Some men prostate cancer are faced with the realization that treatment of their prostate cancer may require multimodal treatment including some combination of surgery, radiation therapy and/or hormone therapy. The combined ASTRO/AUA (American Society for Therapeutic Radiology and Oncology/American Urological Association) Guideline for "Adjuvant and Salvage Radiotherapy after Radical Prostatectomy" makes a number of statements regarding the use of radiation therapy after surgery that can be confusing to patients and practitioners.
In the second part of this blog series, we review the statements from the ASTRO/AUA Guideline regarding subgroups who may benefit from adjuvant radiation therapy and the data supporting them.
To read Part I: Adjuvant Radiation following Surgery for Prostate Cancer click here.
The Guideline Statements and three randomized studies (SWOG 8794, EORTC 22911, and ARO 96-02/AUO 09/95) that support their conclusions are detailed in Part I. To summarize, Part I:
Adjuvant radiation therapy (ART) is an option for men with advanced prostate cancer and adverse features after radical prostatectomy. Patients who undergo ART can expect an improvement in biochemical (PSA) and locoregional recurrence, although the benefits on distant metastases and overall survival is less clear.
Looking closely at the data regarding ART, some patients – or subgroups – may be more likely to benefit from immediate treatment than others. It is important to mention before delving into the data from these studies, that these trials were not designed to investigate sub-groups and conclusions need to be drawn with care.
For instance, the SWOG trial demonstrated a benefit for all patients receiving ART. However, when looking at subgroups, patients with high Gleason score (7-10) had the largest significant effect.
|From Thompson et al. Journal of Urology, 2009.|
From Wiegel et al. JCO 2009; 27: 2898.
POSITIVE SURGICAL MARGINSFor patients without a positive surgical margin, there was no benefit to ART for biochemical recurrence, metastasis-free survival (MFS) or overall survival (OS) in the EORTC or ARO studies (SWOG did not report data for patients without positive margins).
For patients with a positive surgical margin, all three studies demonstrated a benefit to ART with regard to biochemical recurrence.
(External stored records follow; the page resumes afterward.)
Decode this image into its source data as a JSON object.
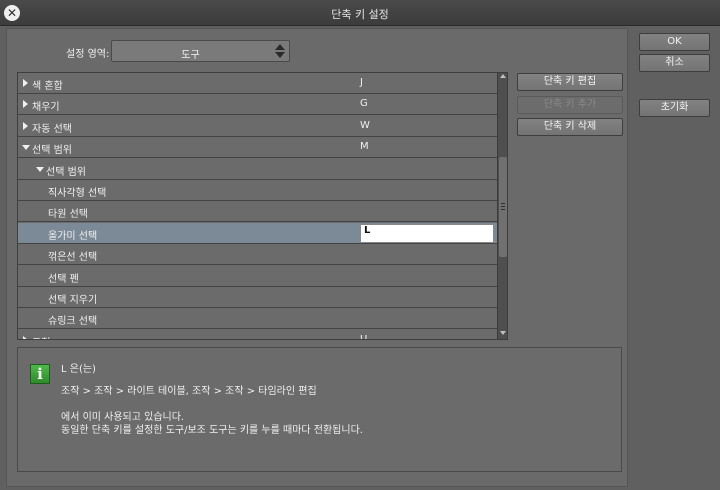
{
  "window": {
    "title": "단축 키 설정"
  },
  "scope": {
    "label": "설정 영역:",
    "value": "도구"
  },
  "tree_rows": [
    {
      "name": "색 혼합",
      "key": "J",
      "level": 0,
      "expander": "collapsed"
    },
    {
      "name": "채우기",
      "key": "G",
      "level": 0,
      "expander": "collapsed"
    },
    {
      "name": "자동 선택",
      "key": "W",
      "level": 0,
      "expander": "collapsed"
    },
    {
      "name": "선택 범위",
      "key": "M",
      "level": 0,
      "expander": "expanded"
    },
    {
      "name": "선택 범위",
      "key": "",
      "level": 1,
      "expander": "expanded"
    },
    {
      "name": "직사각형 선택",
      "key": "",
      "level": 2,
      "expander": "none"
    },
    {
      "name": "타원 선택",
      "key": "",
      "level": 2,
      "expander": "none"
    },
    {
      "name": "올가미 선택",
      "key": "L",
      "level": 2,
      "expander": "none",
      "selected": true
    },
    {
      "name": "꺾은선 선택",
      "key": "",
      "level": 2,
      "expander": "none"
    },
    {
      "name": "선택 펜",
      "key": "",
      "level": 2,
      "expander": "none"
    },
    {
      "name": "선택 지우기",
      "key": "",
      "level": 2,
      "expander": "none"
    },
    {
      "name": "슈링크 선택",
      "key": "",
      "level": 2,
      "expander": "none"
    },
    {
      "name": "도형",
      "key": "U",
      "level": 0,
      "expander": "collapsed"
    }
  ],
  "shortcut_buttons": {
    "edit": "단축 키 편집",
    "add": "단축 키 추가",
    "delete": "단축 키 삭제"
  },
  "dialog_buttons": {
    "ok": "OK",
    "cancel": "취소",
    "reset": "초기화"
  },
  "info": {
    "icon": "info-icon",
    "line1": "L 은(는)",
    "line2": "조작 > 조작 > 라이트 테이블, 조작 > 조작 > 타임라인 편집",
    "line3": "에서 이미 사용되고 있습니다.",
    "line4": "동일한 단축 키를 설정한 도구/보조 도구는 키를 누를 때마다 전환됩니다."
  },
  "colors": {
    "selection": "#7c8a98",
    "info_icon": "#3a9e36",
    "background": "#606060"
  }
}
SWOG and the EORTC study demonstrated improved recurrence-free survival (or MFS) – ARO did not report this data. OS was not improved in the EORTC study – the only trial that demonstrated this data.
GLEASON SCOREFor patients with Gleason Score 2-6:
- Both the EORTC and ARO study demonstrated an improvement in biochemical recurrence.
- SWOG did not show a benefit in MFS.
- ARO demonstated a benefit to biochemical-free survival
- SWOG demonstrated an improvement in MFS
- EORTC did not demonstrate a benefit in biochemical recurrence for either patients with Gleason 7 or patients with Gleason 8-10.
- The effect for patients with Gleason 7 was apparent, but not statistically significant (Hazard Ratio: 0.63, 95% Confidence Interval: 0.38-1.0).
EXTRAPROSTATIC EXTENSIONFor patients with extraprostatic extension (pT3a),
- EORTC and ARO demonstrated a benefit with regard to biochemical recurrence.
- EORTC did not demonstrate a benefit for recurrence-free survival or OS.
- SWOG did not report on patients with extraprostatic extension.
SEMINAL VESICLE INVASIONFor patients with seminal vesicle invasion (pT3b),
- SWOG and EORTC demonstrated a benefit with regard to biochemical recurrence, ARO did not.
- Neither SWOG nor EORTC demonstrated a benefit to recurrence-free survival or MFS.
- EORTC did not demonstrate an OS benefit to ART.
CONCLUSIONSBased on the subgroup analyses, adjuvant ART appears to have the most benefit for patients with positive surgical margins and Gleason score 7-10. The benefit of ART in patients with Gleason 6, extraprostatic extension (in the absence of a positive surgical margin) and seminal vesicle invasion is less clear.
This is most likely explained by the fact that patients with a high Gleason score and positive surgical margin are at risk for residual, local disease and benefit from additional local therapy (in the form of radiation). Patients with Gleason 6 are unlikely to benefit as Gleason 6 is believed to be indolent disease and extra therapy to the pelvis is unlikely to affect an already slow-growing, benign-behaving disease process. Patients with seminal vesicle invasion have the opposite problem – they are at extremely high-risk for systemic disease, or disease that has spread from the prostate. Therefore, treating the pelvis is unlikely to benefit patients who are likely to have disease in their lymph nodes or bones – and catching the prostate cancer in the pelvis with additional radiation therapy is unlikely.
Stay tuned for this continued series on Radiation Therapy after Surgery for Prostate Cancer.
This blog was written by Mark W. Ball, MD. Mark is a 5th year urology resident at the Brady Urological Institute at Johns Hopkins and looking forward to a career in urologic oncology.